*Problem to work on*: Copy, from the data below, each line that has the word "content".
++++ Records for this exercise
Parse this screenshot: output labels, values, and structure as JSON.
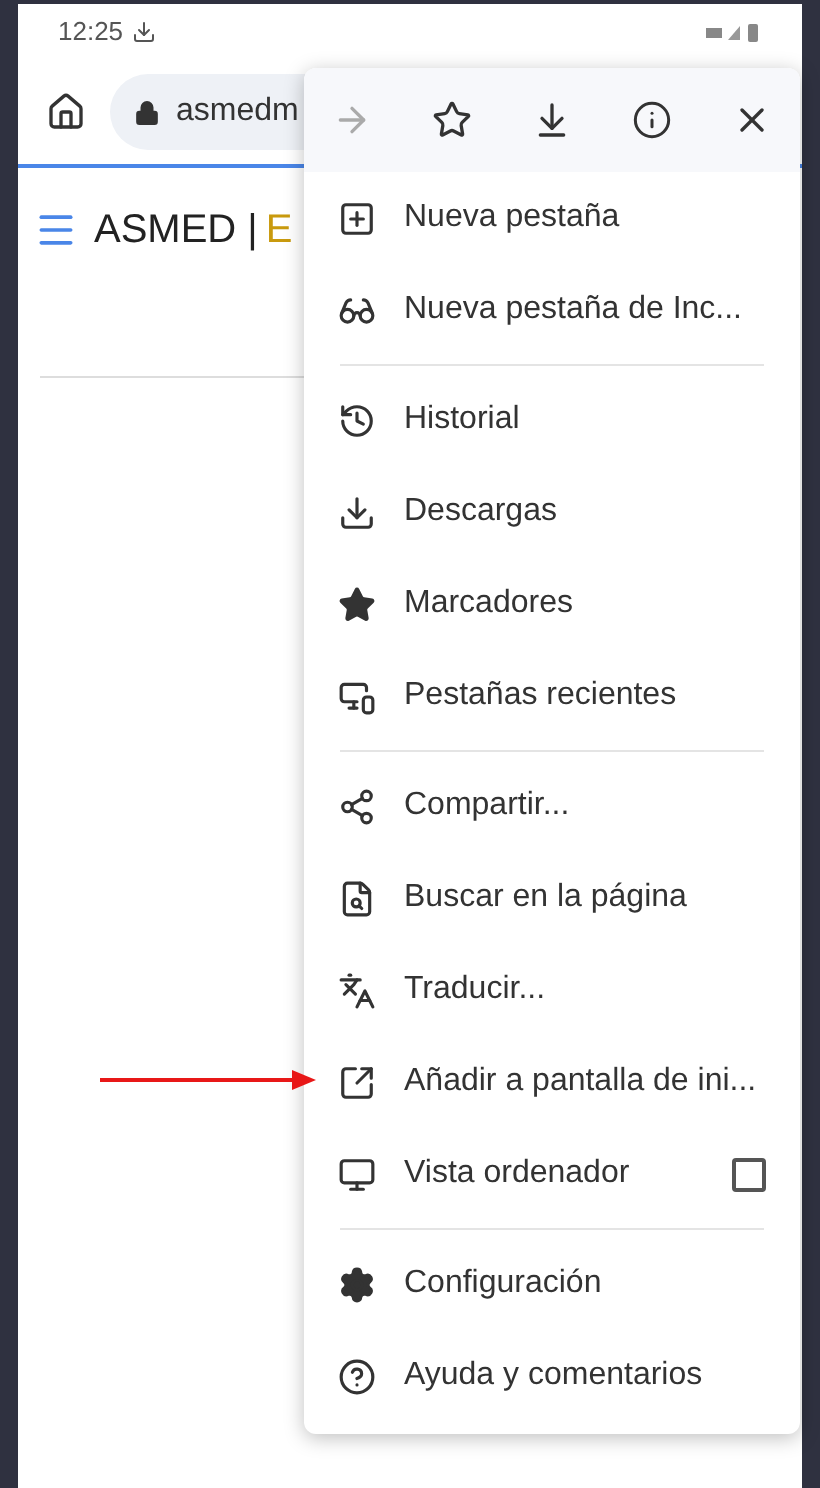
{
  "status_bar": {
    "time": "12:25"
  },
  "address_bar": {
    "url": "asmedm"
  },
  "page": {
    "title": "ASMED |",
    "title_accent": "E"
  },
  "menu": {
    "toolbar": [
      {
        "disabled": true
      },
      {
        "disabled": false
      },
      {
        "disabled": false
      },
      {
        "disabled": false
      },
      {
        "disabled": false
      }
    ],
    "items": [
      {
        "kind": "item",
        "label": "Nueva pestaña"
      },
      {
        "kind": "item",
        "label": "Nueva pestaña de Inc..."
      },
      {
        "kind": "divider"
      },
      {
        "kind": "item",
        "label": "Historial"
      },
      {
        "kind": "item",
        "label": "Descargas"
      },
      {
        "kind": "item",
        "label": "Marcadores"
      },
      {
        "kind": "item",
        "label": "Pestañas recientes"
      },
      {
        "kind": "divider"
      },
      {
        "kind": "item",
        "label": "Compartir..."
      },
      {
        "kind": "item",
        "label": "Buscar en la página"
      },
      {
        "kind": "item",
        "label": "Traducir..."
      },
      {
        "kind": "item",
        "label": "Añadir a pantalla de ini..."
      },
      {
        "kind": "checkbox",
        "label": "Vista ordenador",
        "checked": false
      },
      {
        "kind": "divider"
      },
      {
        "kind": "item",
        "label": "Configuración"
      },
      {
        "kind": "item",
        "label": "Ayuda y comentarios"
      }
    ]
  }
}
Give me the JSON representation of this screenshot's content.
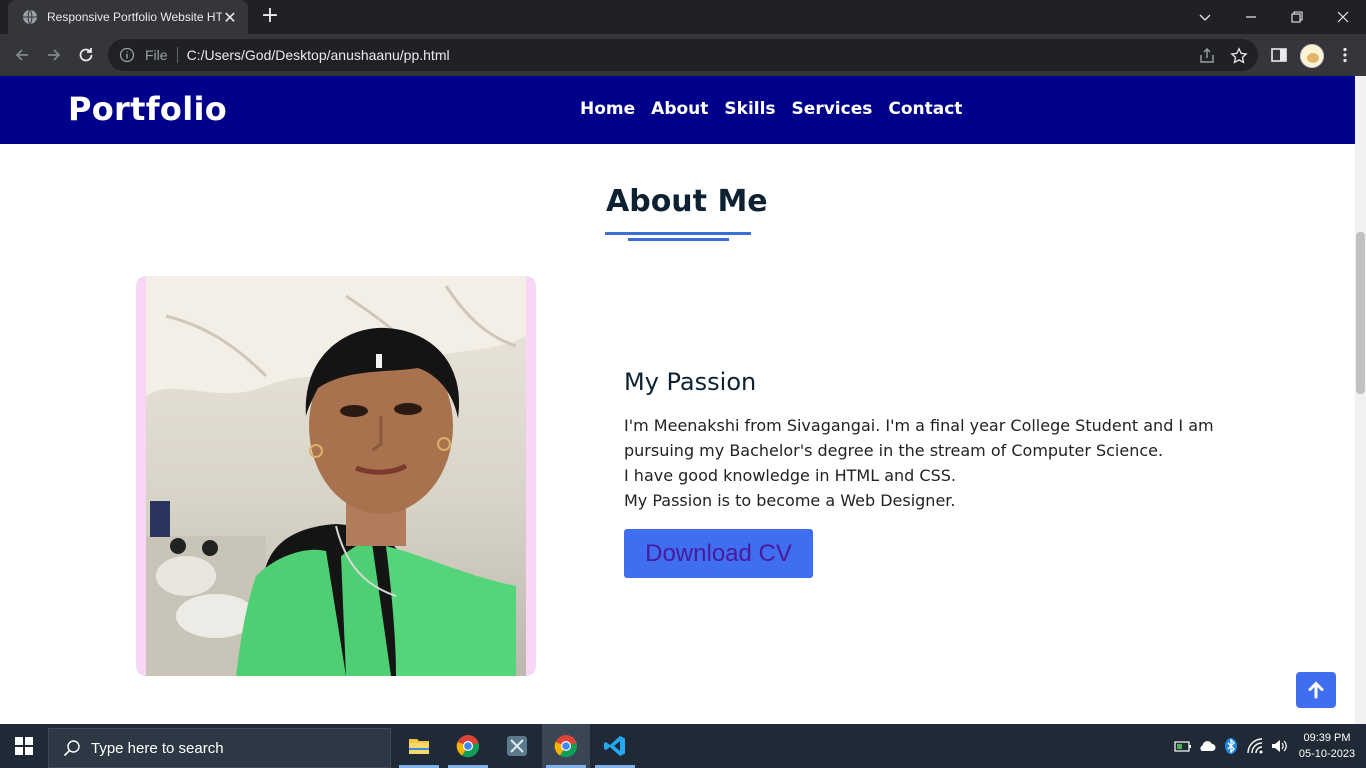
{
  "browser": {
    "tab_title": "Responsive Portfolio Website HT",
    "new_tab": "+",
    "close_tab": "✕",
    "file_label": "File",
    "url": "C:/Users/God/Desktop/anushaanu/pp.html"
  },
  "site": {
    "logo": "Portfolio",
    "nav": [
      "Home",
      "About",
      "Skills",
      "Services",
      "Contact"
    ]
  },
  "about": {
    "title": "About Me",
    "subtitle": "My Passion",
    "paragraphs": [
      "I'm Meenakshi from Sivagangai. I'm a final year College Student and I am pursuing my Bachelor's degree in the stream of Computer Science.",
      "I have good knowledge in HTML and CSS.",
      "My Passion is to become a Web Designer."
    ],
    "button_label": "Download CV"
  },
  "taskbar": {
    "search_placeholder": "Type here to search",
    "time": "09:39 PM",
    "date": "05-10-2023"
  },
  "colors": {
    "header_bg": "#00008b",
    "accent": "#3f6ef0",
    "title_text": "#0c2233"
  }
}
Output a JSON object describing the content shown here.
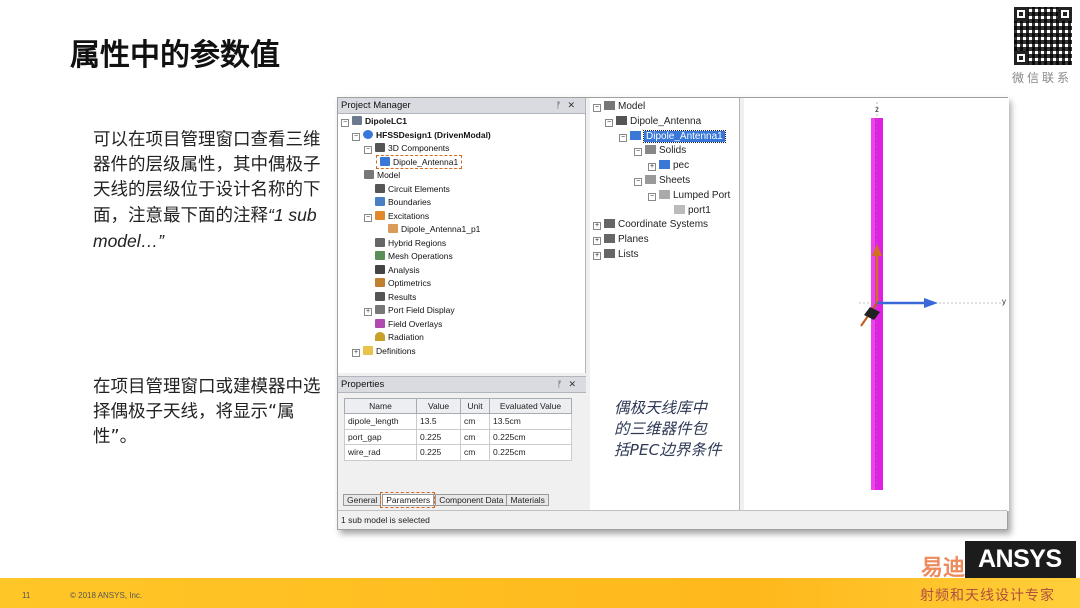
{
  "title": "属性中的参数值",
  "qr_label": "微信联系",
  "para1": {
    "text": "可以在项目管理窗口查看三维器件的层级属性，其中偶极子天线的层级位于设计名称的下面，注意最下面的注释",
    "quote": "“1 sub model…”"
  },
  "para2": "在项目管理窗口或建模器中选择偶极子天线，将显示“属性”。",
  "project_manager": {
    "title": "Project Manager",
    "header_buttons": "✕",
    "items": [
      {
        "label": "DipoleLC1"
      },
      {
        "label": "HFSSDesign1 (DrivenModal)"
      },
      {
        "label": "3D Components"
      },
      {
        "label": "Dipole_Antenna1"
      },
      {
        "label": "Model"
      },
      {
        "label": "Circuit Elements"
      },
      {
        "label": "Boundaries"
      },
      {
        "label": "Excitations"
      },
      {
        "label": "Dipole_Antenna1_p1"
      },
      {
        "label": "Hybrid Regions"
      },
      {
        "label": "Mesh Operations"
      },
      {
        "label": "Analysis"
      },
      {
        "label": "Optimetrics"
      },
      {
        "label": "Results"
      },
      {
        "label": "Port Field Display"
      },
      {
        "label": "Field Overlays"
      },
      {
        "label": "Radiation"
      },
      {
        "label": "Definitions"
      }
    ]
  },
  "properties": {
    "title": "Properties",
    "header_buttons": "✕",
    "columns": [
      "Name",
      "Value",
      "Unit",
      "Evaluated Value"
    ],
    "rows": [
      [
        "dipole_length",
        "13.5",
        "cm",
        "13.5cm"
      ],
      [
        "port_gap",
        "0.225",
        "cm",
        "0.225cm"
      ],
      [
        "wire_rad",
        "0.225",
        "cm",
        "0.225cm"
      ]
    ],
    "tabs": [
      "General",
      "Parameters",
      "Component Data",
      "Materials"
    ]
  },
  "status_text": "1 sub model is selected",
  "model_tree": {
    "items": [
      {
        "label": "Model"
      },
      {
        "label": "Dipole_Antenna"
      },
      {
        "label": "Dipole_Antenna1"
      },
      {
        "label": "Solids"
      },
      {
        "label": "pec"
      },
      {
        "label": "Sheets"
      },
      {
        "label": "Lumped Port"
      },
      {
        "label": "port1"
      },
      {
        "label": "Coordinate Systems"
      },
      {
        "label": "Planes"
      },
      {
        "label": "Lists"
      }
    ]
  },
  "note": [
    "偶极天线库中",
    "的三维器件包",
    "括PEC边界条件"
  ],
  "viewport": {
    "axis_z": "z",
    "axis_y": "y",
    "rod_color": "#e020e0"
  },
  "footer": {
    "page_number": "11",
    "copyright": "© 2018 ANSYS, Inc.",
    "logo": "ANSYS",
    "watermark_top": "易迪",
    "watermark_bottom": "射频和天线设计专家"
  },
  "colors": {
    "accent": "#ffb81c",
    "highlight_box": "#d46a1f",
    "selection": "#3876d8"
  }
}
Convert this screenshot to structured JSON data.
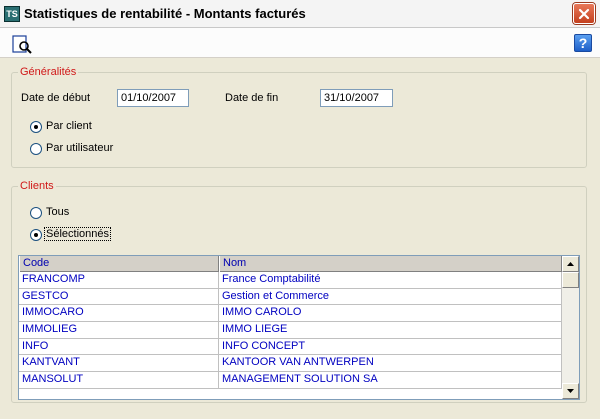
{
  "window": {
    "title": "Statistiques de rentabilité - Montants facturés",
    "app_icon": "TS"
  },
  "toolbar": {
    "search_icon": "preview-search-icon",
    "help_label": "?"
  },
  "generalites": {
    "legend": "Généralités",
    "date_debut_label": "Date de début",
    "date_debut_value": "01/10/2007",
    "date_fin_label": "Date de fin",
    "date_fin_value": "31/10/2007",
    "radio_par_client": "Par client",
    "radio_par_utilisateur": "Par utilisateur",
    "selected": "Par client"
  },
  "clients": {
    "legend": "Clients",
    "radio_tous": "Tous",
    "radio_selectionnes": "Sélectionnés",
    "selected": "Sélectionnés",
    "columns": [
      "Code",
      "Nom"
    ],
    "rows": [
      {
        "code": "FRANCOMP",
        "nom": "France Comptabilité"
      },
      {
        "code": "GESTCO",
        "nom": "Gestion et Commerce"
      },
      {
        "code": "IMMOCARO",
        "nom": "IMMO CAROLO"
      },
      {
        "code": "IMMOLIEG",
        "nom": "IMMO LIEGE"
      },
      {
        "code": "INFO",
        "nom": "INFO CONCEPT"
      },
      {
        "code": "KANTVANT",
        "nom": "KANTOOR VAN ANTWERPEN"
      },
      {
        "code": "MANSOLUT",
        "nom": "MANAGEMENT SOLUTION SA"
      }
    ]
  },
  "colors": {
    "legend": "#d01818",
    "cell_text": "#0000c0",
    "header_text": "#0000b0"
  }
}
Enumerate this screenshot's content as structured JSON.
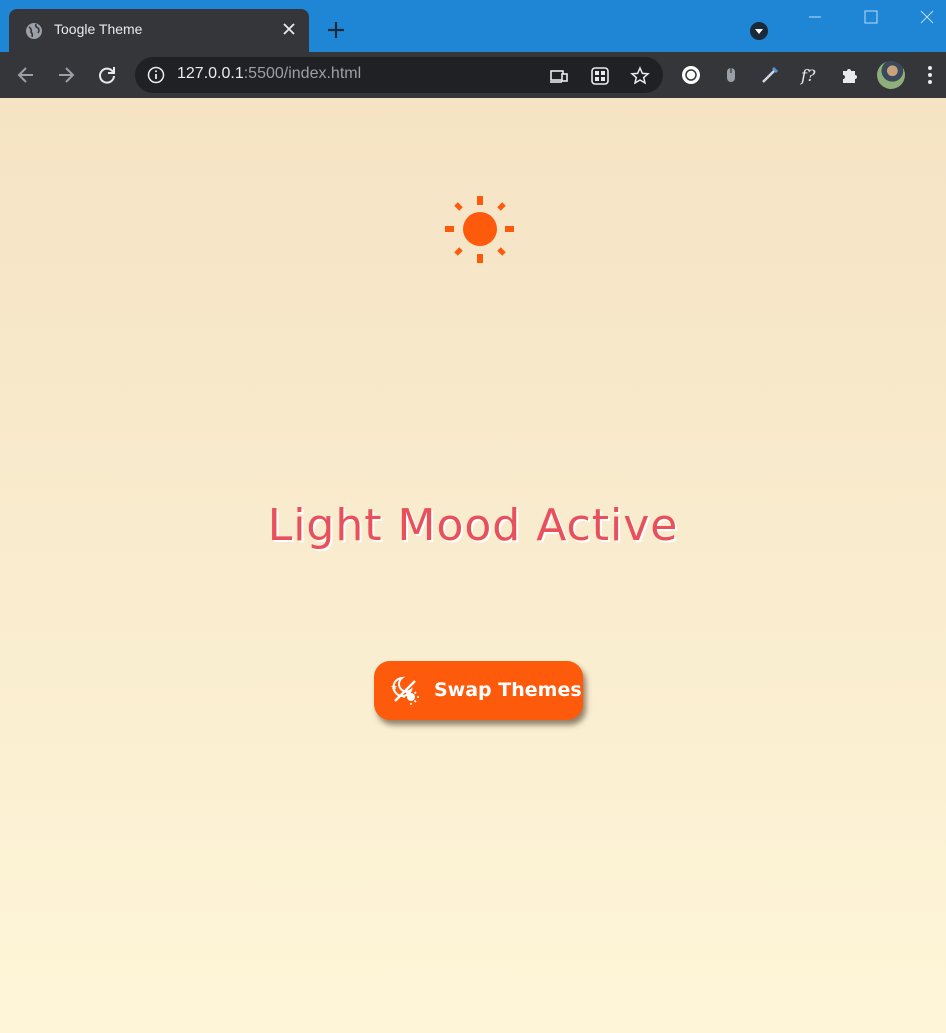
{
  "browser": {
    "tab": {
      "title": "Toogle Theme"
    },
    "address": {
      "host": "127.0.0.1",
      "rest": ":5500/index.html"
    },
    "toolbar_icons": [
      "back-arrow-icon",
      "forward-arrow-icon",
      "reload-icon",
      "site-info-icon",
      "cast-icon",
      "qr-code-icon",
      "bookmark-star-icon",
      "extension-icons",
      "puzzle-icon",
      "profile-avatar",
      "kebab-menu-icon"
    ]
  },
  "page": {
    "headline": "Light Mood Active",
    "button_label": "Swap Themes",
    "icons": {
      "sun": "sun-icon",
      "button": "sun-moon-toggle-icon"
    },
    "colors": {
      "accent": "#fd5a0c",
      "headline": "#e8505b",
      "background_top": "#f5e3c4",
      "background_bottom": "#fef5d8"
    }
  }
}
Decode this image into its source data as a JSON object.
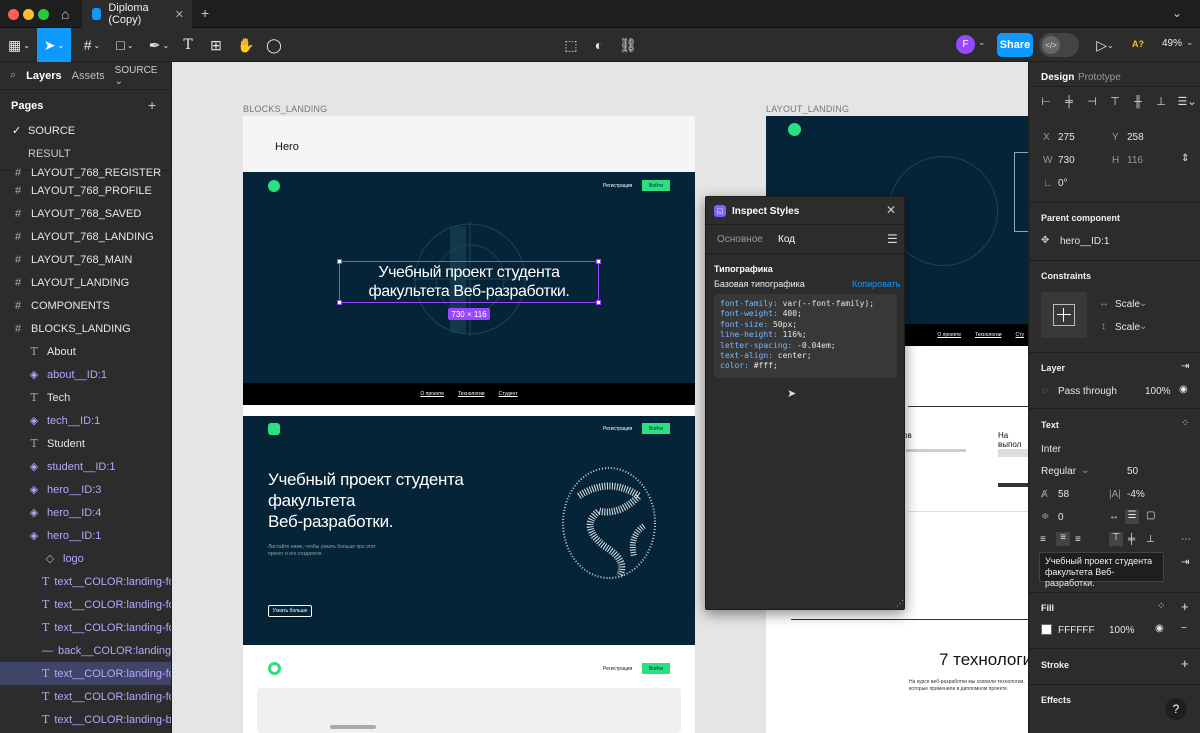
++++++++
*Task result*:
Give me the JSON representation of this screenshot's content.
Output a JSON object describing the content shown here.
Enumerate this screenshot's content as structured JSON.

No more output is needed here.